Sept. 19 (Bloomberg) -- Mitt Romney’s campaign borrowed $20 million to pay for television ads and other expenses until the Republican presidential candidate was formally named his party’s nominee in late August.
The campaign has paid back $9 million of the loan, leaving $11 million remaining. Federal Election Commission reports filed Sept. 20 will show a debt of $15 million, the amount outstanding on Aug. 31, according to an aide.
The loan, first reported late yesterday by National Review Online and confirmed by a campaign official, came as the campaign was running low on primary funds in July.
Though the campaign was collecting general-election contributions, campaign-finance laws prohibited spending that money until Romney officially accepted the nomination at the party’s national convention in Tampa on Aug. 30.
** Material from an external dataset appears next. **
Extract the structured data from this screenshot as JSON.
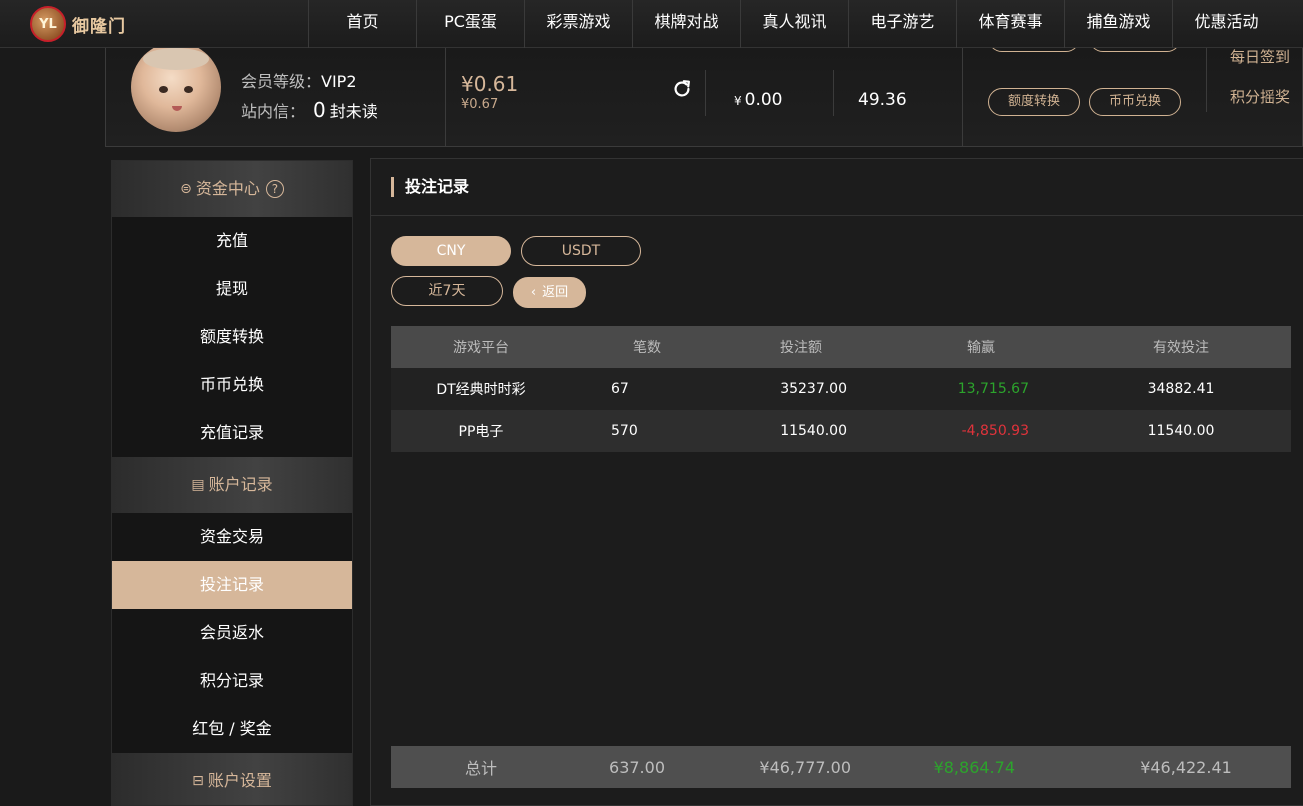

“We took advantage of the law as it exists to secure this line of credit,” the National Review quoted an unidentified senior Romney aide as saying. “We were able to stay competitive in a period when we were looking at a tilted playing field.”
Four years ago, Romney loaned his campaign more than $40 million, though he has not formally used any of his personal wealth to fund his 2012 bid, said an aide.
To contact the reporter on this story: Lisa Lerer in Dallas at email@example.com
To contact the editor responsible for this story: Jeanne Cummings at firstname.lastname@example.org